I just realized that I’m three paragraphs into the “my thoughts” section and haven’t once mentioned “science fiction”. That says a lot about the book – it really is a war story that just happens to take place in a science fiction setting. Having said that, Haldeman writes a very fine science fiction novel. He has a great imagination and his visionary views on space, space travel, technology and the impact of technology on humans are first rate. It really is tough to believe that this was written almost 40 years ago.
Overall I’d rate this 4 stars. It would have been 4.5 but I found the ending a bit too abrupt and there is also something about the ending which I didn’t like – though I won’t say what for fear of giving away too much. But I’d unreservedly recommend this to anyone who likes novels about war (and particularly about the experiences of the common soldier) and to any science fiction buffs.
St. Martin's Griffin; Reprint edition originally published in 1974. Covers above are the version read by John, at the top, and the original hard cover image below.
The Forever War won the Nebula Award in 1975, and the Hugo and Locus awards in 1976.

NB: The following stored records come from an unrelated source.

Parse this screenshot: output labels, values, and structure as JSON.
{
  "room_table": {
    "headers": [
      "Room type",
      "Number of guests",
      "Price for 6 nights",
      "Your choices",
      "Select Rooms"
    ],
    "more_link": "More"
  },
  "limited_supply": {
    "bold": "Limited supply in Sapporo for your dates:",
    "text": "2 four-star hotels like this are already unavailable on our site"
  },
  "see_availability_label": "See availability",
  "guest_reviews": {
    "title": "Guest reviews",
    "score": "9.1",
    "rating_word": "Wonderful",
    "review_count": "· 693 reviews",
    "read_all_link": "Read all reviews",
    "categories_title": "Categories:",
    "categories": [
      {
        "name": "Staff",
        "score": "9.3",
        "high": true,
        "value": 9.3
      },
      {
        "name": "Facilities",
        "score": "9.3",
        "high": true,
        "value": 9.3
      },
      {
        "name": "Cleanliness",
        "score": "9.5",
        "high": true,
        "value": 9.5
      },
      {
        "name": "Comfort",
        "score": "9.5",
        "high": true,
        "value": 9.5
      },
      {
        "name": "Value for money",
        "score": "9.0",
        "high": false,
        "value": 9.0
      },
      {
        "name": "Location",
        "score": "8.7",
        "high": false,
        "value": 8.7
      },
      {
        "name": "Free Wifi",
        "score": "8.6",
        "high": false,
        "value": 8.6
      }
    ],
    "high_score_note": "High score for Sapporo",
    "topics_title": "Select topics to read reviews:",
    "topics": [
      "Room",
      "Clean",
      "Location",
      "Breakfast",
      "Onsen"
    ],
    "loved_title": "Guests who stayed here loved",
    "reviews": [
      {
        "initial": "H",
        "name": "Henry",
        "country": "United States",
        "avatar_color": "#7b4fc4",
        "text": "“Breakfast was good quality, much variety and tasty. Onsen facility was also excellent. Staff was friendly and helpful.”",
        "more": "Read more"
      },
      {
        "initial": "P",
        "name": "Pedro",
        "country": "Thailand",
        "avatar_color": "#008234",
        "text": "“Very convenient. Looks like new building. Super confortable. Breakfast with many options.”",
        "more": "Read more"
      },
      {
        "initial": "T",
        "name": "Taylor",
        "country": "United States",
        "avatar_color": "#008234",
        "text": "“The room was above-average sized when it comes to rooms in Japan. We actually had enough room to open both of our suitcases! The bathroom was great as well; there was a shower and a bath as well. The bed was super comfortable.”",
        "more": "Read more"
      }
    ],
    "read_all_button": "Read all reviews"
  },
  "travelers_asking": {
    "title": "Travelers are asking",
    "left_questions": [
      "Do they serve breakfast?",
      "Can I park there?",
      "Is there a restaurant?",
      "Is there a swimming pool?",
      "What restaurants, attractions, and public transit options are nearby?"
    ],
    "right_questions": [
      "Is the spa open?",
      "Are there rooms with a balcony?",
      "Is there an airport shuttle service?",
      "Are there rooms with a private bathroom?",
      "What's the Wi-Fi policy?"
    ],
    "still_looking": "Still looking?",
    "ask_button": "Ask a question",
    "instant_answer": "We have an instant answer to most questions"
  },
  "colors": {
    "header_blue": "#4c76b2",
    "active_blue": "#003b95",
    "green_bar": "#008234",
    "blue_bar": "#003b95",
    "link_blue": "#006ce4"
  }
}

John has a review and giveaway going live on Thursday for a new science fiction book. Stay tuned for his thoughts around this book and if you live in the US a chance to win a copy of Arctic Rising by Tobias S. Buckell.
We are hitting you all hard with science fiction related posts right now. But never fear we will have some other genres included in our posts coming up very soon.